-- Opening Marker --

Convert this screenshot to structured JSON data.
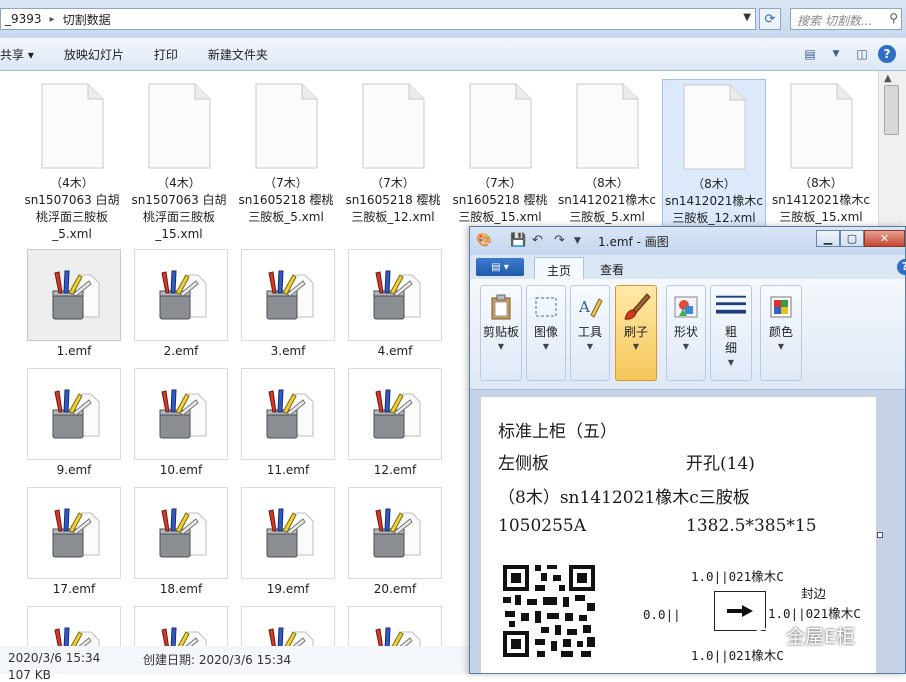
{
  "explorer": {
    "address": {
      "segment_1": "_9393",
      "segment_2": "切割数据"
    },
    "search_placeholder": "搜索 切割数...",
    "toolbar": {
      "share": "共享 ▾",
      "slideshow": "放映幻灯片",
      "print": "打印",
      "new_folder": "新建文件夹"
    },
    "xml_files": [
      {
        "label": "（4木）\nsn1507063 白胡\n桃浮面三胺板\n_5.xml",
        "selected": false
      },
      {
        "label": "（4木）\nsn1507063 白胡\n桃浮面三胺板\n_15.xml",
        "selected": false
      },
      {
        "label": "（7木）\nsn1605218 樱桃\n三胺板_5.xml",
        "selected": false
      },
      {
        "label": "（7木）\nsn1605218 樱桃\n三胺板_12.xml",
        "selected": false
      },
      {
        "label": "（7木）\nsn1605218 樱桃\n三胺板_15.xml",
        "selected": false
      },
      {
        "label": "（8木）\nsn1412021橡木c\n三胺板_5.xml",
        "selected": false
      },
      {
        "label": "（8木）\nsn1412021橡木c\n三胺板_12.xml",
        "selected": true
      },
      {
        "label": "（8木）\nsn1412021橡木c\n三胺板_15.xml",
        "selected": false
      }
    ],
    "emf_files": [
      [
        "1.emf",
        "2.emf",
        "3.emf",
        "4.emf"
      ],
      [
        "9.emf",
        "10.emf",
        "11.emf",
        "12.emf"
      ],
      [
        "17.emf",
        "18.emf",
        "19.emf",
        "20.emf"
      ]
    ],
    "status": {
      "modified": "2020/3/6 15:34",
      "created_label": "创建日期: 2020/3/6 15:34",
      "size": "107 KB"
    }
  },
  "paint": {
    "title": "1.emf - 画图",
    "tabs": {
      "home": "主页",
      "view": "查看"
    },
    "groups": {
      "clipboard": "剪贴板",
      "image": "图像",
      "tools": "工具",
      "brushes": "刷子",
      "shapes": "形状",
      "size": "粗\n细",
      "colors": "颜色"
    },
    "label": {
      "line1": "标准上柜（五）",
      "line2_left": "左侧板",
      "line2_right": "开孔(14)",
      "line3": "（8木）sn1412021橡木c三胺板",
      "line4_left": "1050255A",
      "line4_right": "1382.5*385*15",
      "edge_top": "1.0||021橡木C",
      "edge_title": "封边",
      "edge_left": "0.0||",
      "edge_right": "1.0||021橡木C",
      "edge_bottom": "1.0||021橡木C"
    }
  },
  "watermark": "全屋E柜",
  "colors": {
    "accent": "#2d6fc4",
    "brush_active": "#f6c65a"
  }
}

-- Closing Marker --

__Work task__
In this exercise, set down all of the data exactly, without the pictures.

__Result of the exercise__
Convert this screenshot to structured JSON data.
{
  "explorer": {
    "address": {
      "segment_1": "_9393",
      "segment_2": "切割数据"
    },
    "search_placeholder": "搜索 切割数...",
    "toolbar": {
      "share": "共享 ▾",
      "slideshow": "放映幻灯片",
      "print": "打印",
      "new_folder": "新建文件夹"
    },
    "xml_files": [
      {
        "label": "（4木）\nsn1507063 白胡\n桃浮面三胺板\n_5.xml",
        "selected": false
      },
      {
        "label": "（4木）\nsn1507063 白胡\n桃浮面三胺板\n_15.xml",
        "selected": false
      },
      {
        "label": "（7木）\nsn1605218 樱桃\n三胺板_5.xml",
        "selected": false
      },
      {
        "label": "（7木）\nsn1605218 樱桃\n三胺板_12.xml",
        "selected": false
      },
      {
        "label": "（7木）\nsn1605218 樱桃\n三胺板_15.xml",
        "selected": false
      },
      {
        "label": "（8木）\nsn1412021橡木c\n三胺板_5.xml",
        "selected": false
      },
      {
        "label": "（8木）\nsn1412021橡木c\n三胺板_12.xml",
        "selected": true
      },
      {
        "label": "（8木）\nsn1412021橡木c\n三胺板_15.xml",
        "selected": false
      }
    ],
    "emf_files": [
      [
        "1.emf",
        "2.emf",
        "3.emf",
        "4.emf"
      ],
      [
        "9.emf",
        "10.emf",
        "11.emf",
        "12.emf"
      ],
      [
        "17.emf",
        "18.emf",
        "19.emf",
        "20.emf"
      ]
    ],
    "status": {
      "modified": "2020/3/6 15:34",
      "created_label": "创建日期: 2020/3/6 15:34",
      "size": "107 KB"
    }
  },
  "paint": {
    "title": "1.emf - 画图",
    "tabs": {
      "home": "主页",
      "view": "查看"
    },
    "groups": {
      "clipboard": "剪贴板",
      "image": "图像",
      "tools": "工具",
      "brushes": "刷子",
      "shapes": "形状",
      "size": "粗\n细",
      "colors": "颜色"
    },
    "label": {
      "line1": "标准上柜（五）",
      "line2_left": "左侧板",
      "line2_right": "开孔(14)",
      "line3": "（8木）sn1412021橡木c三胺板",
      "line4_left": "1050255A",
      "line4_right": "1382.5*385*15",
      "edge_top": "1.0||021橡木C",
      "edge_title": "封边",
      "edge_left": "0.0||",
      "edge_right": "1.0||021橡木C",
      "edge_bottom": "1.0||021橡木C"
    }
  },
  "watermark": "全屋E柜",
  "colors": {
    "accent": "#2d6fc4",
    "brush_active": "#f6c65a"
  }
}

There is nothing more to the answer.